"When there is no accountability for excessive force and police brutality, " said Chen, "we guarantee there will be another tragedy."
Asian Americans and Pacific Islanders (AAPIs) are speaking out against the grand jury decision to not indict Officer Darren Wilson in the shooting death of teenager Michael Brown in Ferguson, Missouri. Community leaders are pointing out similarities to the Asian-American experience, urging solidarity with other communities of color, and calling for action.
“Although the experience of Asian Americans is different in many ways from that of blacks, Asian Americans have suffered from racial profiling by law enforcement officers in the past and continue to do so today,” said Associate Professor Nancy Leong from the University of Denver Sturm College of Law, noting that this is particularly true for many South and Southeast Asian "subgroups" who may be socioeconomically disadvantaged.
Leong says prosecutor Robert McCullough's unusual decision to present evidence to the grand jury without recommending a particular charge sent a worrying message to many.
"When any community of color, including the Asian-American community, sees a prosecutor take such an apathetic approach to obtaining an indictment," she said, "it shakes the faith of that community in the justice system."
Advocacy groups across the country were quick to issue statements of solidarity after the announcement of the grand jury's decision.
“We are thus more resolute that achieving true justice means that our community's struggle for immigrant rights must be linked to justice for the family of Mike Brown, and to a larger movement for social change"
“Racial suspicion of black and brown people, especially by law enforcement, has become an epidemic in many parts of our country,” warned Gregory Cendana, Chair of the National Council of Asian Pacific Americans (NCAPA) in a statement. “We urgently call upon the White House, the Department of Justice and congressional leaders to review and address the ongoing pattern and practice of racial violence and systemic discriminatory treatment by law enforcement of our communities of color.”
In their own statement, Asian Americans Advancing Justice said the death of Michael Brown and other African Americans by police officers, "show us that the racial profiling and violence that African Americans experience run deep and happen because of systemic failures."
Other groups, including The National Korean American Service & Education Consortium (NAKASEC), the Korean Resource Center, and the Korean American Resource & Cultural Center urged members of their community to recognize and act upon the common ground between communities of color.
“We are thus more resolute that achieving true justice means that our community's struggle for immigrant rights must be linked to justice for the family of Mike Brown, and to a larger movement for social change,” the groups said in a joint statement.

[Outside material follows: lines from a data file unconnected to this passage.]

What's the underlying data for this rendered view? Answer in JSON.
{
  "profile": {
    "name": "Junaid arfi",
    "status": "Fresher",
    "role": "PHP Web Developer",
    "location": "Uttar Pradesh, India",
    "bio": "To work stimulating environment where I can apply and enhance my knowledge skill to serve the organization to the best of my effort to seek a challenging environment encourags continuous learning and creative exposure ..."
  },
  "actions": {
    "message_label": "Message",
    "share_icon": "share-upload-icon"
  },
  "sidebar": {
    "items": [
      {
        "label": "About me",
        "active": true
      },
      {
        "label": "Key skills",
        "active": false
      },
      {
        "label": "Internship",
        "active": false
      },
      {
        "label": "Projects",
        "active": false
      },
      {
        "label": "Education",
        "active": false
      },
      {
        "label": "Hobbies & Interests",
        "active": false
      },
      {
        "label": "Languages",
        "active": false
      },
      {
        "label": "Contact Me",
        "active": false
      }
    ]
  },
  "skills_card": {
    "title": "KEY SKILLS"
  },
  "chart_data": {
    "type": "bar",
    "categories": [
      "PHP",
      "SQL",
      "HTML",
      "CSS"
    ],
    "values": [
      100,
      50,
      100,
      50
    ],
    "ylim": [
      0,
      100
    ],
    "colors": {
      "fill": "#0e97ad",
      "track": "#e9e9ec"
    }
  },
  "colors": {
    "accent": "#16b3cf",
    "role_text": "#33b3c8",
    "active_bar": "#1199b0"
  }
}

"We call on our communities to not only take action tonight, tomorrow, or in the next few days at rallies and other events," the statement continued, "but to also make eliminating racism and police brutality a goal to be practiced everyday.”